In a document dated 10 Mar. 1819, White proposed to do all the plastering at the University of Virginia, stipulating that he would furnish all the materials at these prices:

“Three  Coat  plaster and Lathing  62½ Cents
 Three  Do Brick—On Walls 56
 Two  Do   and Lathing 46
 Two  Do on Brick Walls 34
 One  D and Lathing 34
 One  D and Brick Walls 17”
(MS in ViU: TJP; unaddressed, but also probably intended for Barksdale; first and third “Brick” editorially corrected from “Brck” and final “One” altered from “On”; endorsed by TJ: “plaisterer. White David.

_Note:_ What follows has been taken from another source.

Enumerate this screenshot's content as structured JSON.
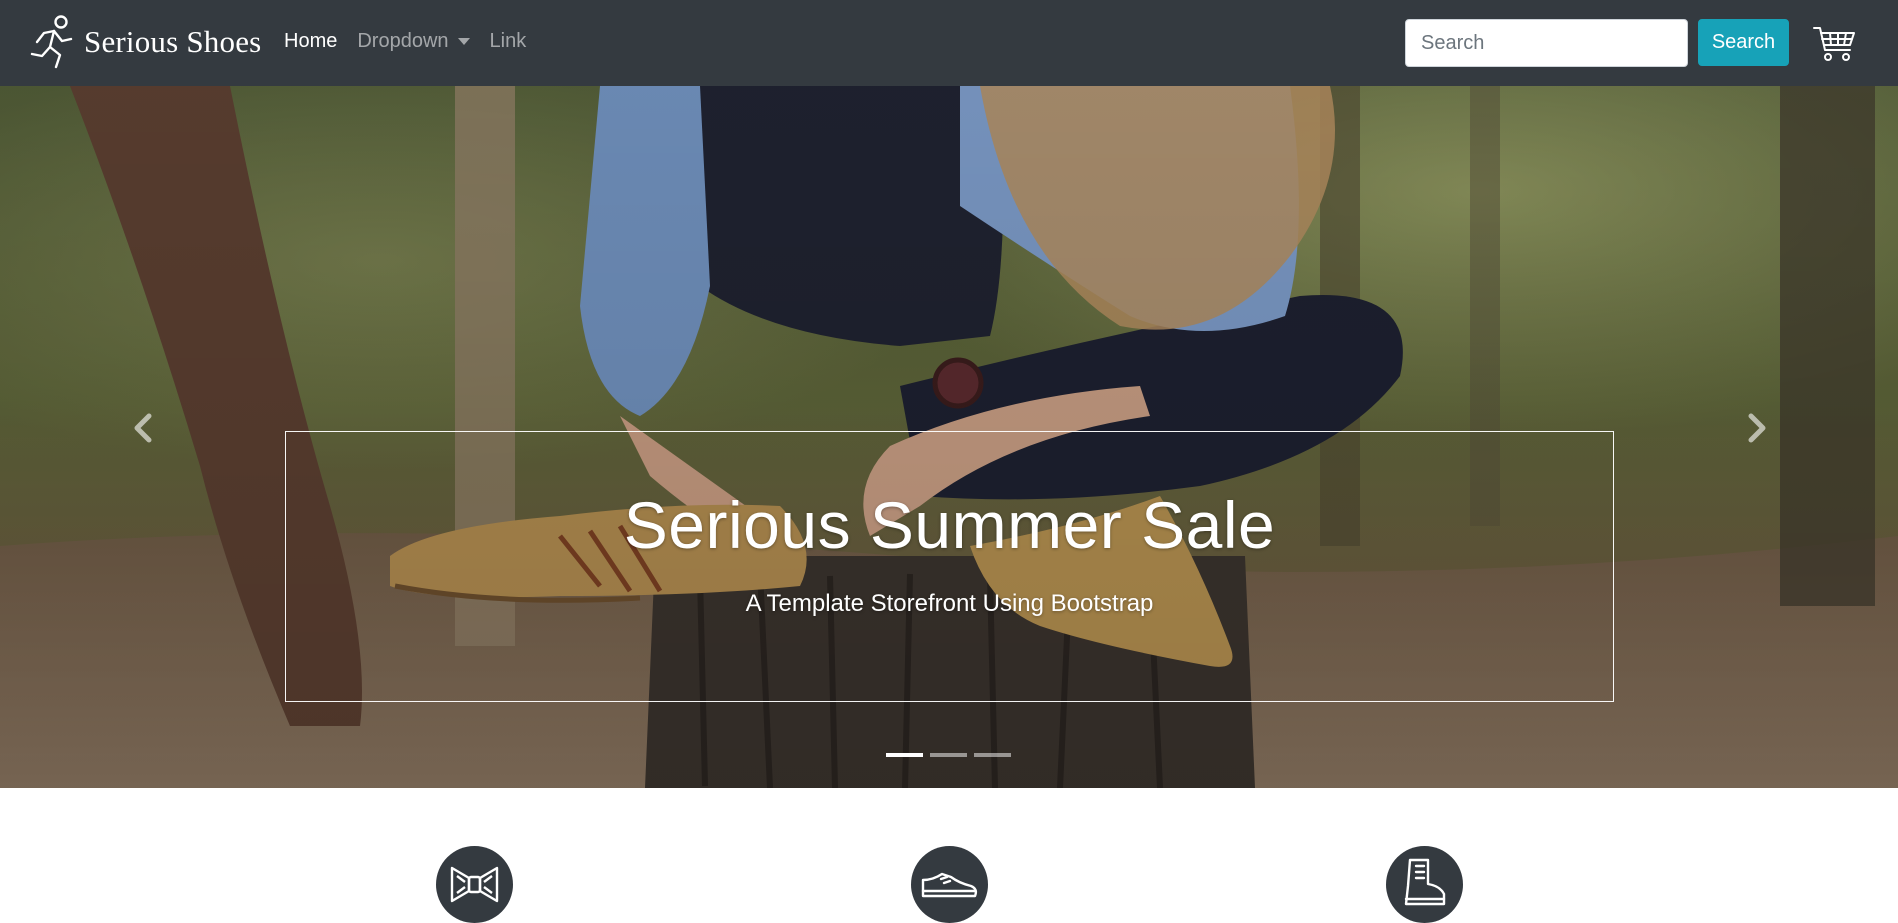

Mar. 10. 19”).

The University of Virginia evidently did not employ White during TJ’s lifetime.

Index Entries

  • Barksdale, Nelson; as University of Virginia proctor search
  • Bullock, James (of Lynchburg); recommends D. White search
  • Bullock, John; identified search
  • Bullock, John; recommends D. White search
  • Cabell, George; recommends D. White search
  • Gordon, John Matthews; identified search
  • Gordon, John Matthews; recommends D. White search
  • Jefferson, Thomas; Correspondence; letters of application and recommendation to search
  • patronage; letters of application and recommendation to TJ search
  • plastering; at University of Virginia search
  • Reid, William Shields; identified search
  • Reid, William Shields; recommends D. White search
  • Virginia, University of; Construction and Grounds; plasterers for search
  • Virginia, University of; Construction and Grounds; wages for workmen search
  • White, David; prices for plastering search
  • White, David; recommendations of search
  • White, William (of Albemarle Co.) search